Five Fish

Piece Needed:  five fish, seaweed, sunken ship, anemone, sea turtle, setting sun

Five little fish swimming near the ocean floor,

One stopped to nibble some seaweed, then there were four.

Four little fish swimming in the sea,

One explored a sunken ship, then there were three.

Three little fish in the ocean blue,

One went to visit an anemone, then there were two.

Two little fish playing and having fun,

One caught a ride on a turtle’s back, and then there was one.

One little fish noticed the setting sun,

He swam home before the day was done.

Song

Surfin’ Safari by the Beach Boys

While the song is playing, toss a beach ball into the crowd.  Dance around and try to keep the beach ball in the air for the entire song!

Craft

Paper Plate Beach

Pieces needed:  paper plate, glue, torn pieces of brown construction paper, shredded blue construction paper (or gift bag filler), cut out pictures from magazines of  beach umbrellas, flip flops, towels, seagulls, fish, or other beach items.

  1. On the lower half of a paper plate glue brown pieces of construction paper to create sand.

  2. On the upper half of the paper plate glue blue strips of paper to create the waves of the ocean.

  3. Glue various other pictures on the plate that you may find at the beach.

Sign This!: Weather Song

(to the tune of “London Bridge”)
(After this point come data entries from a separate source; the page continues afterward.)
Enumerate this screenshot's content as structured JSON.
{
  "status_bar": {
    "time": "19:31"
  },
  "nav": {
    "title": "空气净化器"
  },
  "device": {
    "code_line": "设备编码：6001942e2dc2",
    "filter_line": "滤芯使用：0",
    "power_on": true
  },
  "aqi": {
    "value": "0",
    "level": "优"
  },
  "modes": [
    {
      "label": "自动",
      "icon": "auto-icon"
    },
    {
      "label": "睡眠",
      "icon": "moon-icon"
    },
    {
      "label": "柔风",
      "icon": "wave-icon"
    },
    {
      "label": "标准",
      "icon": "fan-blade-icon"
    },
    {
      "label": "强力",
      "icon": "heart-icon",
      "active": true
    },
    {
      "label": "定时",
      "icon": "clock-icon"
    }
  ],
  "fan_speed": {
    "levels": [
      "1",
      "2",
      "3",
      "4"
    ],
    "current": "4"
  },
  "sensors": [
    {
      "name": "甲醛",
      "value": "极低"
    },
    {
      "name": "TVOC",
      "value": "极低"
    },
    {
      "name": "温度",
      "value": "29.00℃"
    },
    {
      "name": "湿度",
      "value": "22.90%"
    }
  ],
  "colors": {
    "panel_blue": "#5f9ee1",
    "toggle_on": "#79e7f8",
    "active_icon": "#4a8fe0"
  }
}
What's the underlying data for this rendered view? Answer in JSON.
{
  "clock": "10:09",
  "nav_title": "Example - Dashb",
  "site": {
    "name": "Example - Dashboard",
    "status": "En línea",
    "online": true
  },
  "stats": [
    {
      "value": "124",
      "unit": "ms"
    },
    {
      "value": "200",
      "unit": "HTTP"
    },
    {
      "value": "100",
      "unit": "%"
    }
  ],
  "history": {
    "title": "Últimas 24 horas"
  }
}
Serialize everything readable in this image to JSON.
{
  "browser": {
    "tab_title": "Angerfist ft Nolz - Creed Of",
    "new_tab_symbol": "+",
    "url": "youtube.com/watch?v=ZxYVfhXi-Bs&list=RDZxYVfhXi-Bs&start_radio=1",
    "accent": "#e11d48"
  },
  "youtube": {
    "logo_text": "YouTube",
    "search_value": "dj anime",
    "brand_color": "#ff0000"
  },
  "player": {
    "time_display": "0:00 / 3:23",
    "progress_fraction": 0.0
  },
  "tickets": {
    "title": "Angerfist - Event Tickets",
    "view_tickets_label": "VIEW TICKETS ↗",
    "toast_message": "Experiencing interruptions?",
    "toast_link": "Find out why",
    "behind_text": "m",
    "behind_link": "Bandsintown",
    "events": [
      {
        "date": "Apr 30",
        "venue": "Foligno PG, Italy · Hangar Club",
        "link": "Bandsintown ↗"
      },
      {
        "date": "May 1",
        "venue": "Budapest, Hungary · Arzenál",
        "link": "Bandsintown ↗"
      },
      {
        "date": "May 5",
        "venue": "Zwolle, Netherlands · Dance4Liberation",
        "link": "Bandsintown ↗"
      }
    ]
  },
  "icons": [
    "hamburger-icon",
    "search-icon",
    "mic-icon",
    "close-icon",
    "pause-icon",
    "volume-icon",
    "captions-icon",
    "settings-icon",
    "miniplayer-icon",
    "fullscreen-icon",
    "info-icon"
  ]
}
Click on these links to learn the signs RAIN, SNOW, and WIND.   Introduce these signs and then encourage the children to use them during this simple song.  Experiment with the size of the movement to covey a drizzle versus a thunderstorm, a flurry versus a blizzard, and a breeze versus a gale.

vane2See the rain come falling down, falling down, falling down

See the rain come falling down on this rainy day.

See the snow come floating down, floating down, floating down

See the snow come floating down on a snowy day.

Feel the way the wind does blow, wind does blow, wind does blow.

Feel the way the wind does blow on this windy day.

Bringing Nature Inside for Storytime

As children’s lives become more and more defined by technology, the effects can be far-reaching. Richard Louv describes it as “nature deficit disorder” in his book, Last Child in the Woods, which presents recent research showing that lack of experience with nature is linked to higher rates of obesity, attention disorders, and depression.

In addition, we all know that young children learn through their senses. So if you’re going to talk about an apple, a young child will only truly understand if he can see, touch, and maybe even taste that apple! Combat nature deficiency disorder and bring your storytime attendees and full-sensory experience with these idea for bring nature in:

1) Incorporate natural seasonal objects into a prop story.

For example, in our “Squirrely Squirrels” Storytime Theme, our original prop story, “Sammy Squirrel” uses acorns.

2) Choose a nature craft.

Make berry ink, just like the pioneers did! Find a simple recipe here.

3) Use natural props to bring a book to life.

For example, you could pass out real autumn leaves for kids to crinkle as you read an autumn book like The Leaves on the Trees by Thom Wiley. (Yes it might get messy, but that’s nothing that a vacuum cleaner can’t take care of!)

4) Explore nature through books.

Lindsay Barrett George has created a wonderful collection of books that explore nature. For a fall theme, check out, In the Woods: Who’s Been Here? As Cammy and William walk through the woods on an autumn afternoon, they find an empty nest, feathers and more, with each discovery prompting them to ask, “Who’s been here?” Use real natural objects throughout the story to simulate interest and understanding.

5) Set up a smelly scavenger hunt:

Follow up a book like Nosy Rosie by Holly Keller or Sammy Skunk’s Super Sniffer by Barbara DeRubertis by having kids use their noses to find aromatic natural objects hidden around the storytime room. (Some suggestions: a basil or rosemary plant, roses, oranges, cinnamon sticks.) See if the kids can identify the items by smell.

6) Try mud painting!

Check out this great site for ideas.

7) Take storytime outside!

If you’ve got a good place for it, take the kids outside for a nature walk, a story or a whole storytime! Make sure you plan lots of movement activities to keep kids engaged, as it’s harder for young children to pay attention to a book when there are so many novel sights competing for their attention.